**HOW TO COMPLETE THIS TASK:**
Wherever a picture appears in the listing, leave it out, and copy the rest exactly.
------ RECORDS FOR THIS EXERCISE
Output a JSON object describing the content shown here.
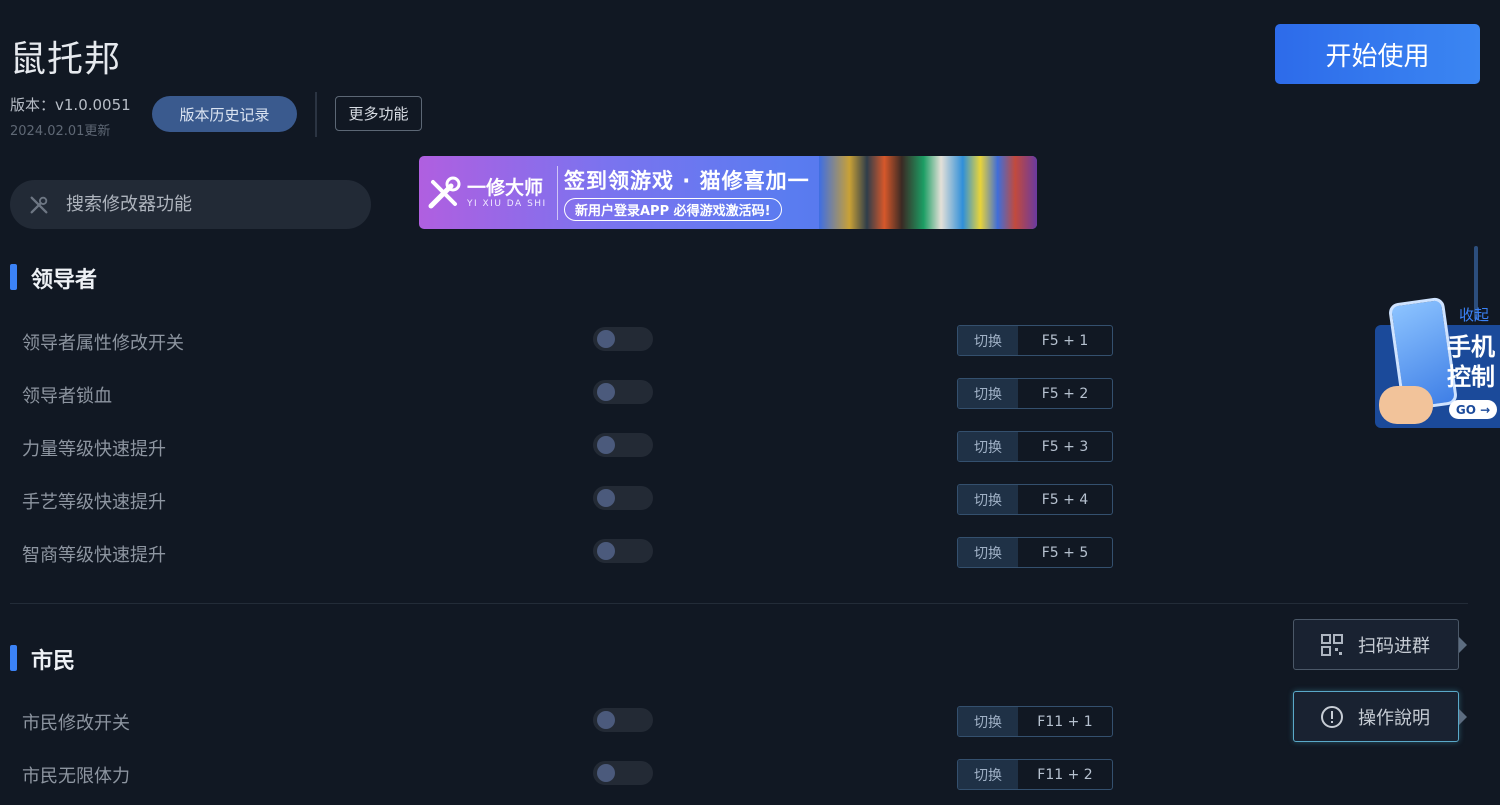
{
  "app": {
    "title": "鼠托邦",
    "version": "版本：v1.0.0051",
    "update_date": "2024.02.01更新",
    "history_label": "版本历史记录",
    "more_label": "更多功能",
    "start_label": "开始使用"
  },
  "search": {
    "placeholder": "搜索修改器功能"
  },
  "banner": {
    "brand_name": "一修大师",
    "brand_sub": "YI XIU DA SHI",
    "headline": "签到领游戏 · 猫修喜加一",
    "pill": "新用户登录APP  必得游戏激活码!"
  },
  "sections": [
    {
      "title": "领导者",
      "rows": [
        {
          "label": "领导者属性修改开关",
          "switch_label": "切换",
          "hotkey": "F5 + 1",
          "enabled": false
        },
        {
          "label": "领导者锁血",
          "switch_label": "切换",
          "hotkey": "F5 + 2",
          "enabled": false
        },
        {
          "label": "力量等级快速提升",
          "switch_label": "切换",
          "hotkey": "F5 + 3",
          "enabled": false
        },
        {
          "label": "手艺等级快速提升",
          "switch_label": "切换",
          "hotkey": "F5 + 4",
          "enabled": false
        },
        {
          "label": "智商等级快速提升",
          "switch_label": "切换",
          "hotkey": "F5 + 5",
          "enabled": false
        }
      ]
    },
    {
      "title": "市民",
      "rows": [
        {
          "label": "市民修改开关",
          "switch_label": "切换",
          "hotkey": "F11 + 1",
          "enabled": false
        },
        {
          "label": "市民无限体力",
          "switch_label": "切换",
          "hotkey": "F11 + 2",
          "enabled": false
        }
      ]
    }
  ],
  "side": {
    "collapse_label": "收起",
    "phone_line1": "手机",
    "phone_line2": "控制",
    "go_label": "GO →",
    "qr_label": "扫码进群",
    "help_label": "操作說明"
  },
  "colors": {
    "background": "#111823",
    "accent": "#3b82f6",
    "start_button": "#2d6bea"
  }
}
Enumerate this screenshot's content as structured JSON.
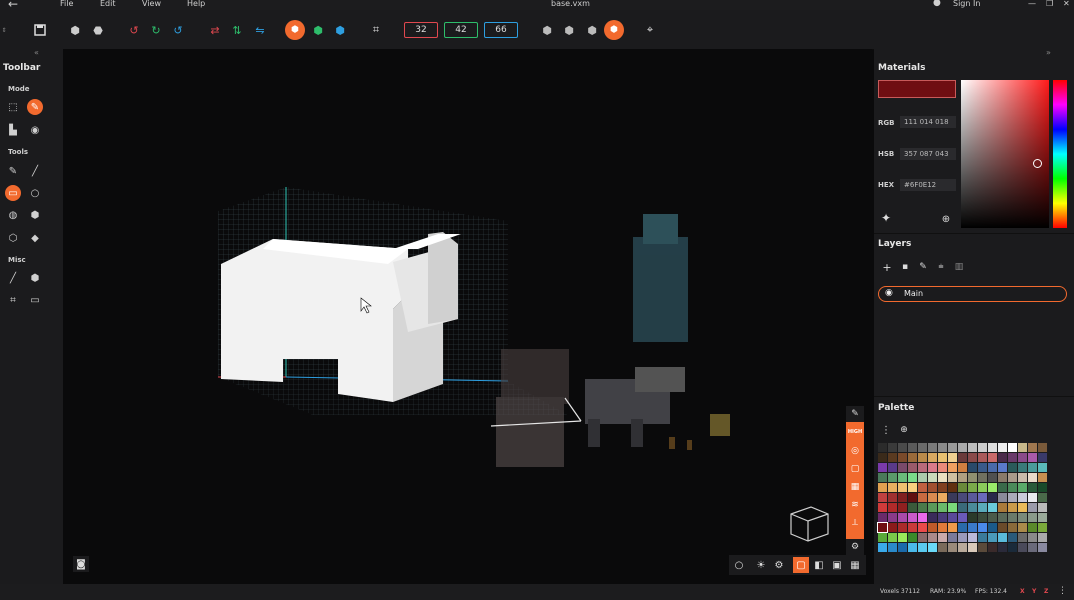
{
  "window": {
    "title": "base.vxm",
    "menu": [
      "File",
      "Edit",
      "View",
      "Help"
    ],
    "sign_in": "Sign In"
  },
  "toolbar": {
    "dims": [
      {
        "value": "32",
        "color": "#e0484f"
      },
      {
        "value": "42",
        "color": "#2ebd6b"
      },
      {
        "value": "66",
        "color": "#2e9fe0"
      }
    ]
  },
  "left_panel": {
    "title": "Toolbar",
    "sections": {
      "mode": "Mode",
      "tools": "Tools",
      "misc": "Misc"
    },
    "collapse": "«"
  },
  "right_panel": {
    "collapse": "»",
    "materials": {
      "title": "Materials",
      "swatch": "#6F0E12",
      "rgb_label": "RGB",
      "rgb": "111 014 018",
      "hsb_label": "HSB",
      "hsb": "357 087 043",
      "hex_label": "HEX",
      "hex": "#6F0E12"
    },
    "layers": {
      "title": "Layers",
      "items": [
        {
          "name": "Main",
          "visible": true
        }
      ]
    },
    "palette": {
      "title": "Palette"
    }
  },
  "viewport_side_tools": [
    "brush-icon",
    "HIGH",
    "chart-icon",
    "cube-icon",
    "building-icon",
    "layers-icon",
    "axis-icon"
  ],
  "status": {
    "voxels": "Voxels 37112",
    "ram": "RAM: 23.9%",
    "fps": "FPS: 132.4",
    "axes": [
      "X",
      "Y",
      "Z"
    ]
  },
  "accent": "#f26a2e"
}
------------
**ANSWER TO THE PROBLEM:**
Output a JSON object describing the content shown here.
{
  "app": {
    "title": "鼠托邦",
    "version": "版本：v1.0.0051",
    "update_date": "2024.02.01更新",
    "history_label": "版本历史记录",
    "more_label": "更多功能",
    "start_label": "开始使用"
  },
  "search": {
    "placeholder": "搜索修改器功能"
  },
  "banner": {
    "brand_name": "一修大师",
    "brand_sub": "YI XIU DA SHI",
    "headline": "签到领游戏 · 猫修喜加一",
    "pill": "新用户登录APP  必得游戏激活码!"
  },
  "sections": [
    {
      "title": "领导者",
      "rows": [
        {
          "label": "领导者属性修改开关",
          "switch_label": "切换",
          "hotkey": "F5 + 1",
          "enabled": false
        },
        {
          "label": "领导者锁血",
          "switch_label": "切换",
          "hotkey": "F5 + 2",
          "enabled": false
        },
        {
          "label": "力量等级快速提升",
          "switch_label": "切换",
          "hotkey": "F5 + 3",
          "enabled": false
        },
        {
          "label": "手艺等级快速提升",
          "switch_label": "切换",
          "hotkey": "F5 + 4",
          "enabled": false
        },
        {
          "label": "智商等级快速提升",
          "switch_label": "切换",
          "hotkey": "F5 + 5",
          "enabled": false
        }
      ]
    },
    {
      "title": "市民",
      "rows": [
        {
          "label": "市民修改开关",
          "switch_label": "切换",
          "hotkey": "F11 + 1",
          "enabled": false
        },
        {
          "label": "市民无限体力",
          "switch_label": "切换",
          "hotkey": "F11 + 2",
          "enabled": false
        }
      ]
    }
  ],
  "side": {
    "collapse_label": "收起",
    "phone_line1": "手机",
    "phone_line2": "控制",
    "go_label": "GO →",
    "qr_label": "扫码进群",
    "help_label": "操作說明"
  },
  "colors": {
    "background": "#111823",
    "accent": "#3b82f6",
    "start_button": "#2d6bea"
  }
}
Enumerate this screenshot's content as structured JSON.
{
  "window": {
    "title": "base.vxm",
    "menu": [
      "File",
      "Edit",
      "View",
      "Help"
    ],
    "sign_in": "Sign In"
  },
  "toolbar": {
    "dims": [
      {
        "value": "32",
        "color": "#e0484f"
      },
      {
        "value": "42",
        "color": "#2ebd6b"
      },
      {
        "value": "66",
        "color": "#2e9fe0"
      }
    ]
  },
  "left_panel": {
    "title": "Toolbar",
    "sections": {
      "mode": "Mode",
      "tools": "Tools",
      "misc": "Misc"
    },
    "collapse": "«"
  },
  "right_panel": {
    "collapse": "»",
    "materials": {
      "title": "Materials",
      "swatch": "#6F0E12",
      "rgb_label": "RGB",
      "rgb": "111 014 018",
      "hsb_label": "HSB",
      "hsb": "357 087 043",
      "hex_label": "HEX",
      "hex": "#6F0E12"
    },
    "layers": {
      "title": "Layers",
      "items": [
        {
          "name": "Main",
          "visible": true
        }
      ]
    },
    "palette": {
      "title": "Palette"
    }
  },
  "viewport_side_tools": [
    "brush-icon",
    "HIGH",
    "chart-icon",
    "cube-icon",
    "building-icon",
    "layers-icon",
    "axis-icon"
  ],
  "status": {
    "voxels": "Voxels 37112",
    "ram": "RAM: 23.9%",
    "fps": "FPS: 132.4",
    "axes": [
      "X",
      "Y",
      "Z"
    ]
  },
  "accent": "#f26a2e"
}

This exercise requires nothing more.